From Christie’s Art Finance to the Equity, Diversity & Inclusion committee, Sayuri Ganepola leads with her values — and her passion for art
I’ve made a number of shifts throughout my career. I was a biology major in college before going into finance and banking and then working in the start-up world for a bit. Art was always a personal passion of mine, but I hadn’t considered how it might become part of my professional life. I remember talking about it with my husband, and he suggested ‘Since you like to drag me from gallery to gallery, why don’t you go back to school to really learn about it?’
At that point I had completed my MBA, and I thought I was done with school, but I followed my interests and went to Christie’s Education. It was important for me to study somewhere that offered internship experiences at a place I could see myself working at someday. Christie’s Ed felt like an obvious choice.
Each challenge prepares you for the next. After graduating, I was fortunate to find a placement here, and I had the opportunity to work in a variety of business management roles that enabled me to see how all areas of the business fit together and build a global internal network. Later, as the Regional Head of Client Strategy, I was able to develop a strong understanding of our client base and embrace the unique competitive advantage our object and client data provides. Looking back over the past two and half years, I can see how all of my experiences, on Wall Street and at Christie’s, were instrumental in helping me build our Christie’s Art Finance business.
At its simplest, art finance involves valuing someone’s art collection and providing a loan against the value of their fine art as assessed by our specialists. Christie’s has been doing art lending for a very long time in the form of advances against the proceeds from sale. But when we started our new lending platform, Christie’s Art Finance, we wanted expand our client offering and can now provide these loans with a distinct nuance: no obligation to sell.
This added flexibility has been incredibly meaningful for our clients. They can work closely with our specialists to unlock the value of art that’s hanging on their walls, on a timeline that meets their needs. Most often we see our borrowers funding further art purchases, business investments or real estate.
Our clients are very global, so they appreciate the scope of our infrastructure and specialists around the world. We have the breadth of expertise across categories to cover their collections holistically. It’s been exciting to serve a broader group of collectors who generally transact more heavily in the primary market, because we can now provide them liquidity against the collections they are actively growing.

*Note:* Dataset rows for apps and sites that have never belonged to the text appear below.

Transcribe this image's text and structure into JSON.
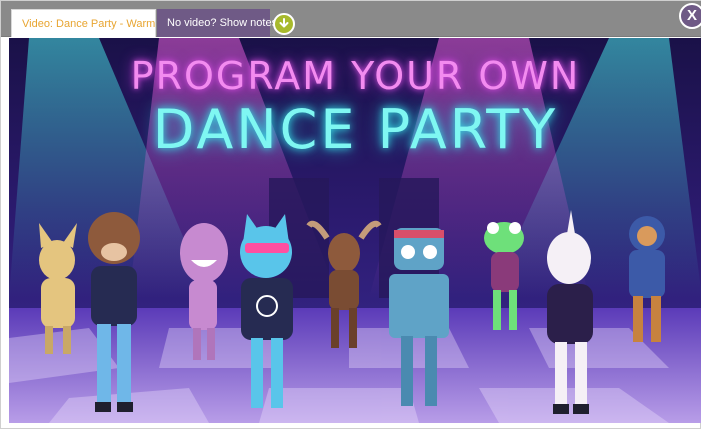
{
  "tabs": {
    "video_label": "Video: Dance Party - Warm Up",
    "notes_label": "No video? Show notes."
  },
  "controls": {
    "download_icon": "download-arrow-icon",
    "close_label": "X"
  },
  "video": {
    "title_line1": "PROGRAM YOUR OWN",
    "title_line2": "DANCE PARTY"
  },
  "colors": {
    "tab_video_text": "#e8a531",
    "tab_notes_bg": "#6f5a86",
    "download_button": "#a8ba2c",
    "title_line1": "#f38bf0",
    "title_line2": "#7ff7f2"
  }
}
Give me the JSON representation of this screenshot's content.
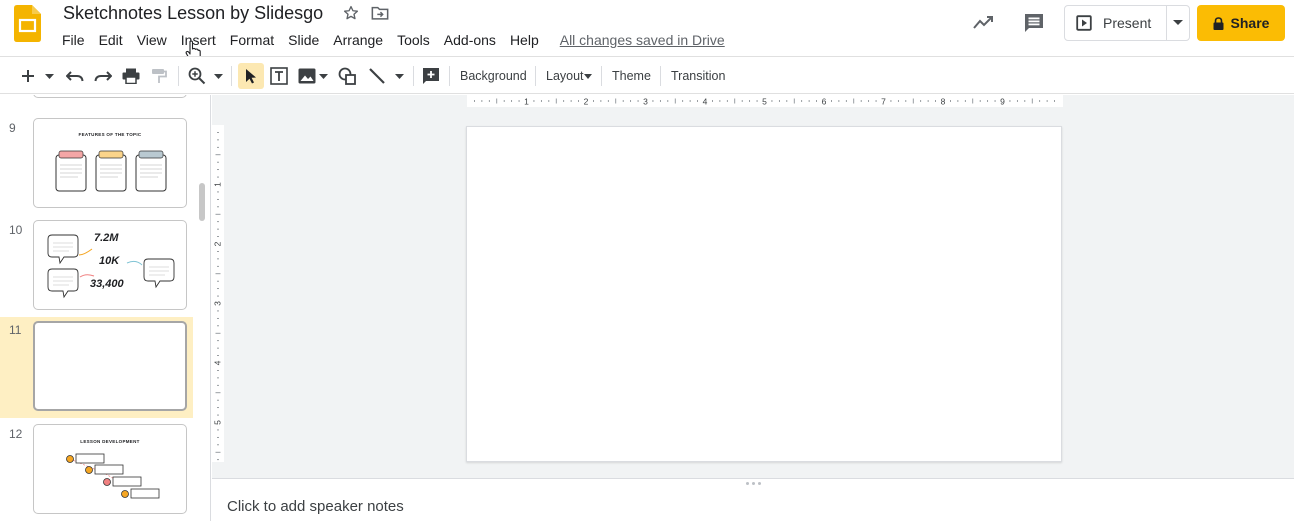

I learn something every day. It’s rare that you are able to do what I do in finance but in a place where you’re surrounded by such passionate, creative people and amazing artistic objects. I’m in awe of the sales we put on and the insights of our specialists. I learn something every time I walk through the galleries.
Bring your values to work. I’m also the co-chair of Equity, Diversity & Inclusion for Christie’s, Americas, and serve on the company’s global ED&I committee. It’s one of the most rewarding parts of my job because it enables me to connect with a greater purpose beyond my day-to-day responsibilities. It’s incredibly fulfilling to work on projects that aim to foster a positive workplace environment that is respectful and inclusive, and create greater access to the art market generally.
There are strong social and moral reasons to bring more voices to the table, and it’s also good business. New perspectives will only make us more competitive in the future because they widen our view of the world and enhance our innovation and creativity.
I hope that each step, each bit of progress, makes it easier for the next person. Some of the most moving moments during my time on the ED&I committee have been when someone pops into my office and says that an event we hosted resonated with them or that they appreciate what we’re standing up for.
Those personal moments with co-workers are really special because coming up in my career, I didn’t always have somebody to whom I could go and discuss these types of issues or concerns. So it’s gratifying to see the impact and the progress first-hand.
‘When you have the confidence to make some bobs and weaves through your career, you end up finding yourself’
You can come into the art world through so many different functional areas. Whether that’s finance, marketing, operations, legal or human resources — the list goes on — there are so many roles that are necessary for our business to run. I love that you can bring your functional skill set to contribute to this exciting and unique industry.
Finding yourself involves taking risks. I never could have imagined when I graduated college that I would end up in a position that marries all of my past experience in finance and banking with my interest in art. It fits me and my values and just feels right. When you have the confidence to make some bobs and weaves through your career, you end up finding yourself.
Someone once told me that there are times when you just have to throw your hat over the wall and follow it. Like, ‘It looks interesting on the other side, so I'm going to toss it and here we go.’ You don't necessarily know what's going to happen, but you just have to take that leap.
Sign up today
Christie’s Online Magazine delivers our best features, videos, and auction news to your inbox every week